In family law court, physical placement for children is a crucial element of the custody order. The court wants to ensure that children spend time with both parents and that the physical placement is meaningful for the child. Therefore, the statutory law requires that periods of physical placement be allocated equally between parents. In certain cases, an absolute denial of physical placement may result in the termination of parental rights. Typically, physical placement is allocated to one parent, with the other getting extra time during the school year and during the summer. Holidays and Christmas are often shared between the parents, as well. 

Add-on expenses 

In family law court, there are several ways to get add-on expenses for child care. These include medical expenses that are not covered by insurance and uninsured child care expenses. In many cases, the judge will require one parent to pay the other half of these costs. Other mandatory add-on expenses include the cost of health insurance for the children and any unreimbursed medical expenses. For example, the cost of health insurance for a child will be higher than the premium for a single person’s plan. 

Using zero income to pay for child care 

If you have no other income, arguing that you have used zero income to pay for child care in family court can seem like a simple solution. In fact, it’s not that simple. While the primary custodial parent may have used their parents as child care providers, the grandparents are not legally required to provide care without payment. If the primary custodial parent is asking the court to allocate some money for childcare expenses, ask yourself whether it is really true. 

Subpoenaing child care information 
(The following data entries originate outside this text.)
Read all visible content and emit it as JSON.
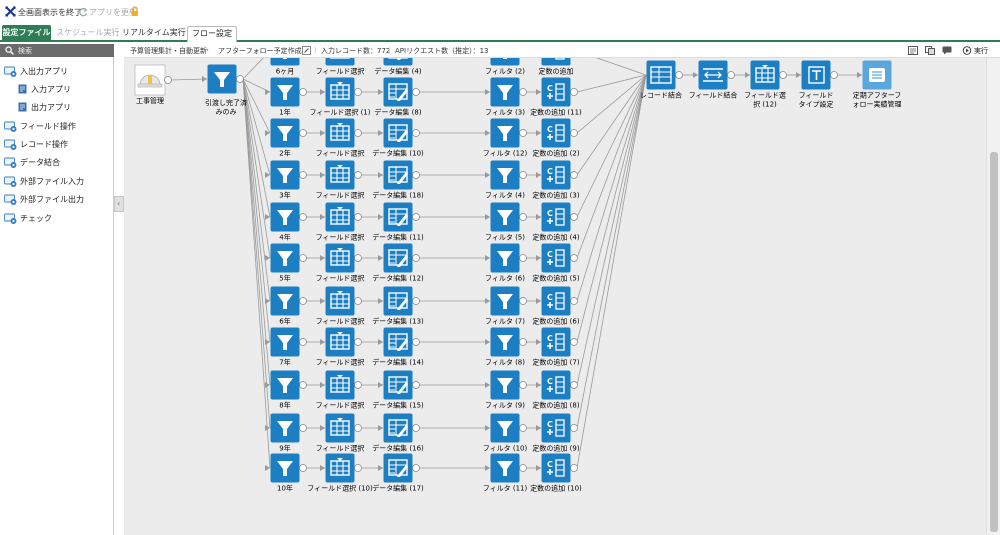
{
  "titlebar": {
    "exit_label": "全画面表示を終了",
    "update_label": "アプリを更新"
  },
  "tabs": [
    {
      "label": "設定ファイル",
      "state": "active"
    },
    {
      "label": "スケジュール実行",
      "state": "disabled"
    },
    {
      "label": "リアルタイム実行",
      "state": "normal"
    },
    {
      "label": "フロー設定",
      "state": "selected"
    }
  ],
  "sidebar": {
    "search_label": "検索",
    "items": [
      {
        "label": "入出力アプリ",
        "level": 0
      },
      {
        "label": "入力アプリ",
        "level": 1
      },
      {
        "label": "出力アプリ",
        "level": 1
      },
      {
        "label": "フィールド操作",
        "level": 0
      },
      {
        "label": "レコード操作",
        "level": 0
      },
      {
        "label": "データ結合",
        "level": 0
      },
      {
        "label": "外部ファイル入力",
        "level": 0
      },
      {
        "label": "外部ファイル出力",
        "level": 0
      },
      {
        "label": "チェック",
        "level": 0
      }
    ]
  },
  "breadcrumb": {
    "app": "予算管理集計・自動更新",
    "flow": "アフターフォロー予定作成",
    "input_records": "入力レコード数：772",
    "api_requests": "APIリクエスト数（推定）：13",
    "run_label": "実行"
  },
  "colors": {
    "node": "#1c7fc3",
    "node_last": "#5aa7dd",
    "accent_green": "#2e7d55"
  },
  "flow": {
    "source_label": "工事管理",
    "first_filter_label": "引渡し完了済みのみ",
    "rows": [
      {
        "filter": "6ヶ月",
        "select": "フィールド選択",
        "edit": "データ編集 (4)",
        "filter2": "フィルタ (2)",
        "add": "定数の追加"
      },
      {
        "filter": "1年",
        "select": "フィールド選択 (1)",
        "edit": "データ編集 (8)",
        "filter2": "フィルタ (3)",
        "add": "定数の追加 (11)"
      },
      {
        "filter": "2年",
        "select": "フィールド選択",
        "edit": "データ編集 (10)",
        "filter2": "フィルタ (12)",
        "add": "定数の追加 (2)"
      },
      {
        "filter": "3年",
        "select": "フィールド選択",
        "edit": "データ編集 (18)",
        "filter2": "フィルタ (4)",
        "add": "定数の追加 (3)"
      },
      {
        "filter": "4年",
        "select": "フィールド選択",
        "edit": "データ編集 (11)",
        "filter2": "フィルタ (5)",
        "add": "定数の追加 (4)"
      },
      {
        "filter": "5年",
        "select": "フィールド選択",
        "edit": "データ編集 (12)",
        "filter2": "フィルタ (6)",
        "add": "定数の追加 (5)"
      },
      {
        "filter": "6年",
        "select": "フィールド選択",
        "edit": "データ編集 (13)",
        "filter2": "フィルタ (7)",
        "add": "定数の追加 (6)"
      },
      {
        "filter": "7年",
        "select": "フィールド選択",
        "edit": "データ編集 (14)",
        "filter2": "フィルタ (8)",
        "add": "定数の追加 (7)"
      },
      {
        "filter": "8年",
        "select": "フィールド選択",
        "edit": "データ編集 (15)",
        "filter2": "フィルタ (9)",
        "add": "定数の追加 (8)"
      },
      {
        "filter": "9年",
        "select": "フィールド選択",
        "edit": "データ編集 (16)",
        "filter2": "フィルタ (10)",
        "add": "定数の追加 (9)"
      },
      {
        "filter": "10年",
        "select": "フィールド選択 (10)",
        "edit": "データ編集 (17)",
        "filter2": "フィルタ (11)",
        "add": "定数の追加 (10)"
      }
    ],
    "tail": [
      {
        "label": "レコード結合",
        "icon": "record-merge-icon"
      },
      {
        "label": "フィールド結合",
        "icon": "field-merge-icon"
      },
      {
        "label": "フィールド選択 (12)",
        "icon": "field-select-icon"
      },
      {
        "label": "フィールドタイプ設定",
        "icon": "field-type-icon"
      },
      {
        "label": "定期アフターフォロー実績管理",
        "icon": "output-app-icon"
      }
    ]
  }
}
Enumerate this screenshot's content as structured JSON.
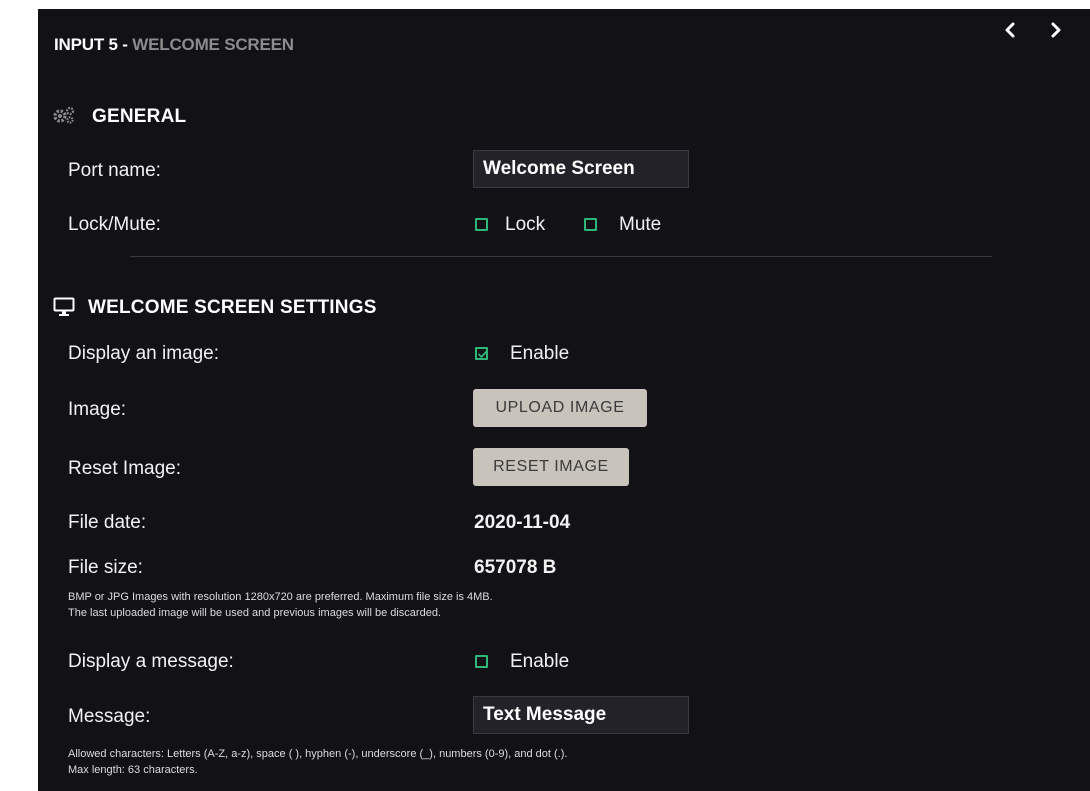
{
  "header": {
    "title_main": "INPUT 5 - ",
    "title_sub": "WELCOME SCREEN",
    "prev_icon": "chevron-left-icon",
    "next_icon": "chevron-right-icon"
  },
  "general": {
    "heading": "GENERAL",
    "icon": "gears-icon",
    "port_name_label": "Port name:",
    "port_name_value": "Welcome Screen",
    "lock_mute_label": "Lock/Mute:",
    "lock_label": "Lock",
    "lock_checked": false,
    "mute_label": "Mute",
    "mute_checked": false
  },
  "welcome": {
    "heading": "WELCOME SCREEN SETTINGS",
    "icon": "monitor-icon",
    "display_image_label": "Display an image:",
    "display_image_enable_label": "Enable",
    "display_image_checked": true,
    "image_label": "Image:",
    "upload_button": "UPLOAD IMAGE",
    "reset_label": "Reset Image:",
    "reset_button": "RESET IMAGE",
    "file_date_label": "File date:",
    "file_date_value": "2020-11-04",
    "file_size_label": "File size:",
    "file_size_value": "657078 B",
    "image_note_1": "BMP or JPG Images with resolution 1280x720 are preferred. Maximum file size is 4MB.",
    "image_note_2": "The last uploaded image will be used and previous images will be discarded.",
    "display_message_label": "Display a message:",
    "display_message_enable_label": "Enable",
    "display_message_checked": false,
    "message_label": "Message:",
    "message_value": "Text Message",
    "message_note_1": "Allowed characters: Letters (A-Z, a-z), space ( ), hyphen (-), underscore (_), numbers (0-9), and dot (.).",
    "message_note_2": "Max length: 63 characters."
  },
  "colors": {
    "panel_bg": "#111116",
    "accent_checkbox": "#2db57a",
    "button_bg": "#c8c4bc",
    "subtitle_gray": "#8c8c8c"
  }
}
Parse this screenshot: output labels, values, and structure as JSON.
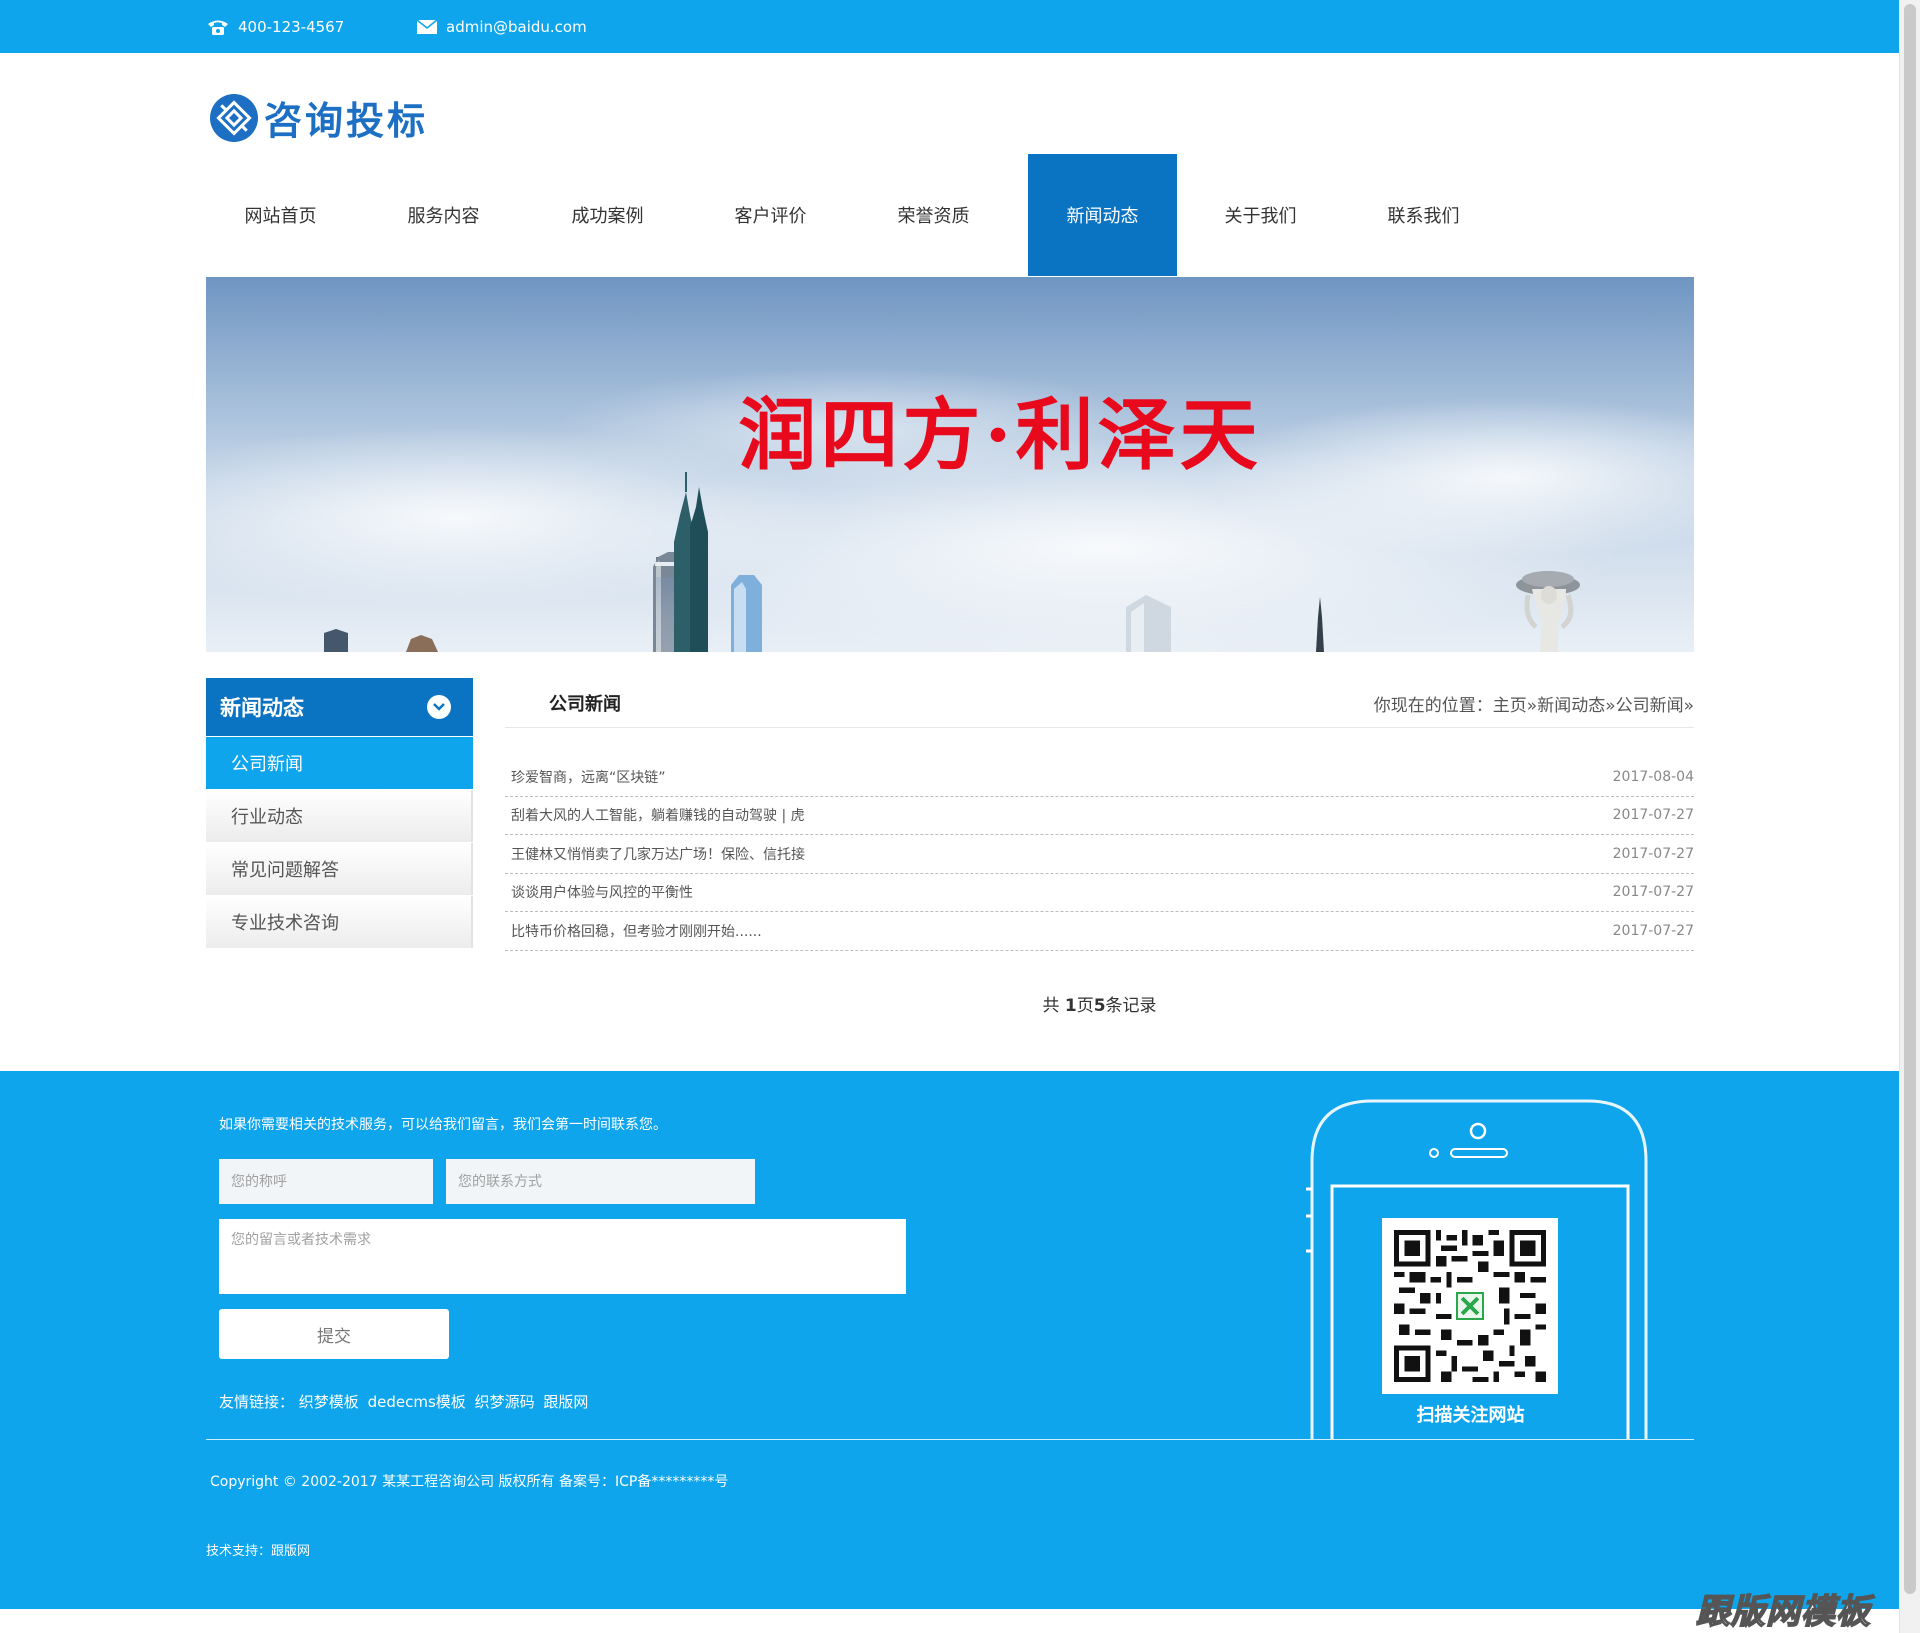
{
  "topbar": {
    "phone": "400-123-4567",
    "email": "admin@baidu.com"
  },
  "logo": {
    "text": "咨询投标"
  },
  "nav": [
    {
      "label": "网站首页",
      "active": false
    },
    {
      "label": "服务内容",
      "active": false
    },
    {
      "label": "成功案例",
      "active": false
    },
    {
      "label": "客户评价",
      "active": false
    },
    {
      "label": "荣誉资质",
      "active": false
    },
    {
      "label": "新闻动态",
      "active": true
    },
    {
      "label": "关于我们",
      "active": false
    },
    {
      "label": "联系我们",
      "active": false
    }
  ],
  "banner": {
    "slogan": "润四方·利泽天"
  },
  "sidebar": {
    "title": "新闻动态",
    "items": [
      {
        "label": "公司新闻",
        "active": true
      },
      {
        "label": "行业动态",
        "active": false
      },
      {
        "label": "常见问题解答",
        "active": false
      },
      {
        "label": "专业技术咨询",
        "active": false
      }
    ]
  },
  "content": {
    "title": "公司新闻",
    "breadcrumb": "你现在的位置：主页»新闻动态»公司新闻»",
    "news": [
      {
        "title": "珍爱智商，远离“区块链”",
        "date": "2017-08-04"
      },
      {
        "title": "刮着大风的人工智能，躺着赚钱的自动驾驶 | 虎",
        "date": "2017-07-27"
      },
      {
        "title": "王健林又悄悄卖了几家万达广场！保险、信托接",
        "date": "2017-07-27"
      },
      {
        "title": "谈谈用户体验与风控的平衡性",
        "date": "2017-07-27"
      },
      {
        "title": "比特币价格回稳，但考验才刚刚开始......",
        "date": "2017-07-27"
      }
    ],
    "pager": {
      "prefix": "共 ",
      "pages": "1",
      "middle": "页",
      "records": "5",
      "suffix": "条记录"
    }
  },
  "footer": {
    "intro": "如果你需要相关的技术服务，可以给我们留言，我们会第一时间联系您。",
    "name_placeholder": "您的称呼",
    "contact_placeholder": "您的联系方式",
    "message_placeholder": "您的留言或者技术需求",
    "submit_label": "提交",
    "links_label": "友情链接：",
    "links": [
      "织梦模板",
      "dedecms模板",
      "织梦源码",
      "跟版网"
    ],
    "copyright": "Copyright © 2002-2017 某某工程咨询公司 版权所有   备案号：ICP备*********号",
    "support": "技术支持：跟版网",
    "qr_caption": "扫描关注网站"
  },
  "watermark": "跟版网模板",
  "colors": {
    "topbar": "#0ea5ec",
    "nav_active": "#0b74c2",
    "footer": "#0ea5ec",
    "slogan": "#e8091d",
    "logo": "#1d6fc4"
  }
}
A court order can direct the release of certain information by an employer or agency, such as a foster home. A judicial subpoena may also be used to obtain information from a government agency, such as a department of children and family services. In such cases, a peace officer or court employee can serve the subpoenaed individual. If the request is granted, the information may be released to the attorneys in the case.